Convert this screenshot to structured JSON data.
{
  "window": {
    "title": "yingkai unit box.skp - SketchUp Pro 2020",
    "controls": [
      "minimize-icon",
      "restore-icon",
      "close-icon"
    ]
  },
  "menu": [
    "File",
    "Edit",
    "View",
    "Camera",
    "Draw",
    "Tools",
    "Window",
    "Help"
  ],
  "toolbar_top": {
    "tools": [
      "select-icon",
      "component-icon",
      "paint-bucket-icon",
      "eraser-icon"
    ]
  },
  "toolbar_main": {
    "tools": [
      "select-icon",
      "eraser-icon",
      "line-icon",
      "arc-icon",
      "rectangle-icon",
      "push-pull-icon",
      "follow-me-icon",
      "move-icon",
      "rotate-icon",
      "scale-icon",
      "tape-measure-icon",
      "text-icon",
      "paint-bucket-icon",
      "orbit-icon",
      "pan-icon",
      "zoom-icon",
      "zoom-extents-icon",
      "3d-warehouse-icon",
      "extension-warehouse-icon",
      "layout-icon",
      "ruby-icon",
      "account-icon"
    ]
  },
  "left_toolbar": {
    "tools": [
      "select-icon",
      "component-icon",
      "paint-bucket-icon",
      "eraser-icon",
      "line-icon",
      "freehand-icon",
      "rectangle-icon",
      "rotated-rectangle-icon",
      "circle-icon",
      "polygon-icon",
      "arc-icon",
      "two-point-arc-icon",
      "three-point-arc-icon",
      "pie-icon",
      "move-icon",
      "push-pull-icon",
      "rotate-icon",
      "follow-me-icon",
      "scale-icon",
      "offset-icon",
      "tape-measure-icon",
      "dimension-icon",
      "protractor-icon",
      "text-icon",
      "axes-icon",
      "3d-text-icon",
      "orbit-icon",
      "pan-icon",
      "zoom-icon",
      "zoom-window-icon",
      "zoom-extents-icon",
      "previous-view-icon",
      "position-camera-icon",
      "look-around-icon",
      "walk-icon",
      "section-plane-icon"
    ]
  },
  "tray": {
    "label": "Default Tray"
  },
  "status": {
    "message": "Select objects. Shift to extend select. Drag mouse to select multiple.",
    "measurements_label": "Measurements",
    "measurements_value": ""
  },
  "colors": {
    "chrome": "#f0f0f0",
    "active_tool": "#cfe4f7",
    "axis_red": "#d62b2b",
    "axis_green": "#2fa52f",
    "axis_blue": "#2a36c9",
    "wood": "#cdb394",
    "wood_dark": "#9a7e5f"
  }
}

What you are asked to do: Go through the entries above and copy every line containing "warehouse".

Exercise answer:
      "3d-warehouse-icon",
      "extension-warehouse-icon",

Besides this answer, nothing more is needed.